**PROVIDED MATERIAL:**
- - - - - - -
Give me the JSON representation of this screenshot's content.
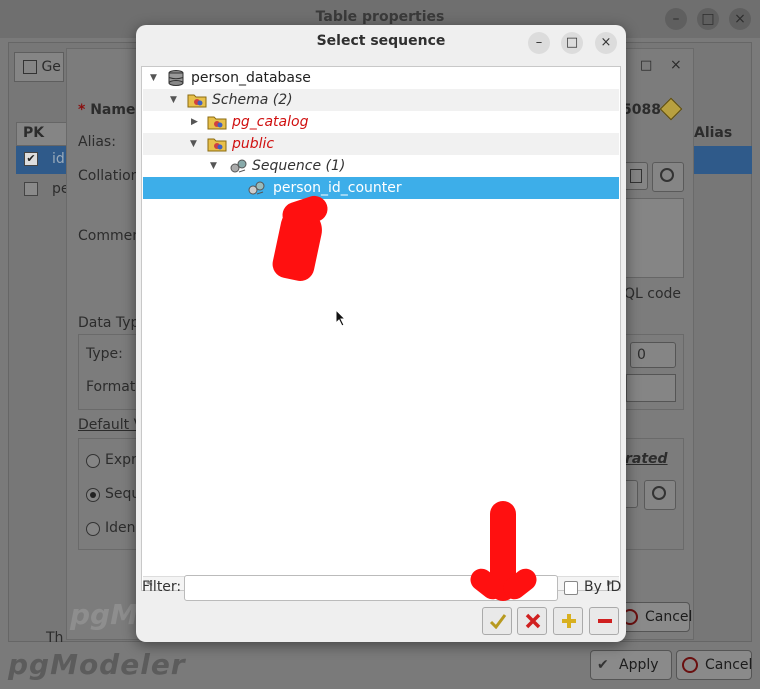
{
  "background_window": {
    "title": "Table properties",
    "tab_label": "Ge",
    "columns_header": {
      "pk": "PK",
      "alias": "Alias"
    },
    "row_labels": [
      "id",
      "pe"
    ],
    "apply_label": "Apply",
    "cancel_label": "Cancel",
    "brand_text": "pgModeler",
    "bottom_text": "Th"
  },
  "middle_dialog": {
    "name_label": "Name:",
    "name_required_mark": "*",
    "id_value": "5088",
    "alias_label": "Alias:",
    "collation_label": "Collation",
    "comment_label": "Commen",
    "sql_code_label": "QL code",
    "data_type_label": "Data Typ",
    "type_label": "Type:",
    "format_label": "Format",
    "spin_value": "0",
    "default_value_label": "Default V",
    "radio_expr": "Expr",
    "radio_sequence": "Sequ",
    "radio_identity": "Iden",
    "generated_label": "rated",
    "cancel_label": "Cancel",
    "brand_text": "pgMo"
  },
  "dialog": {
    "title": "Select sequence",
    "tree": [
      {
        "label": "person_database",
        "level": 0,
        "arrow": "expanded",
        "icon": "database-icon",
        "style": "normal"
      },
      {
        "label": "Schema (2)",
        "level": 1,
        "arrow": "expanded",
        "icon": "folder-icon",
        "style": "italic"
      },
      {
        "label": "pg_catalog",
        "level": 2,
        "arrow": "collapsed",
        "icon": "schema-icon",
        "style": "red"
      },
      {
        "label": "public",
        "level": 2,
        "arrow": "expanded",
        "icon": "schema-icon",
        "style": "red"
      },
      {
        "label": "Sequence (1)",
        "level": 3,
        "arrow": "expanded",
        "icon": "sequence-icon",
        "style": "italic"
      },
      {
        "label": "person_id_counter",
        "level": 4,
        "arrow": "none",
        "icon": "sequence-icon",
        "style": "selected"
      }
    ],
    "filter_label": "Filter:",
    "filter_value": "",
    "by_id_label": "By ID",
    "colors": {
      "selection": "#3daee9",
      "annotation": "#ff1010"
    }
  }
}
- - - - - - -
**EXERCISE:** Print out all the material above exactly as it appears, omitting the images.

**EXERCISE RESPONSE:**
Give me the JSON representation of this screenshot's content.
{
  "background_window": {
    "title": "Table properties",
    "tab_label": "Ge",
    "columns_header": {
      "pk": "PK",
      "alias": "Alias"
    },
    "row_labels": [
      "id",
      "pe"
    ],
    "apply_label": "Apply",
    "cancel_label": "Cancel",
    "brand_text": "pgModeler",
    "bottom_text": "Th"
  },
  "middle_dialog": {
    "name_label": "Name:",
    "name_required_mark": "*",
    "id_value": "5088",
    "alias_label": "Alias:",
    "collation_label": "Collation",
    "comment_label": "Commen",
    "sql_code_label": "QL code",
    "data_type_label": "Data Typ",
    "type_label": "Type:",
    "format_label": "Format",
    "spin_value": "0",
    "default_value_label": "Default V",
    "radio_expr": "Expr",
    "radio_sequence": "Sequ",
    "radio_identity": "Iden",
    "generated_label": "rated",
    "cancel_label": "Cancel",
    "brand_text": "pgMo"
  },
  "dialog": {
    "title": "Select sequence",
    "tree": [
      {
        "label": "person_database",
        "level": 0,
        "arrow": "expanded",
        "icon": "database-icon",
        "style": "normal"
      },
      {
        "label": "Schema (2)",
        "level": 1,
        "arrow": "expanded",
        "icon": "folder-icon",
        "style": "italic"
      },
      {
        "label": "pg_catalog",
        "level": 2,
        "arrow": "collapsed",
        "icon": "schema-icon",
        "style": "red"
      },
      {
        "label": "public",
        "level": 2,
        "arrow": "expanded",
        "icon": "schema-icon",
        "style": "red"
      },
      {
        "label": "Sequence (1)",
        "level": 3,
        "arrow": "expanded",
        "icon": "sequence-icon",
        "style": "italic"
      },
      {
        "label": "person_id_counter",
        "level": 4,
        "arrow": "none",
        "icon": "sequence-icon",
        "style": "selected"
      }
    ],
    "filter_label": "Filter:",
    "filter_value": "",
    "by_id_label": "By ID",
    "colors": {
      "selection": "#3daee9",
      "annotation": "#ff1010"
    }
  }
}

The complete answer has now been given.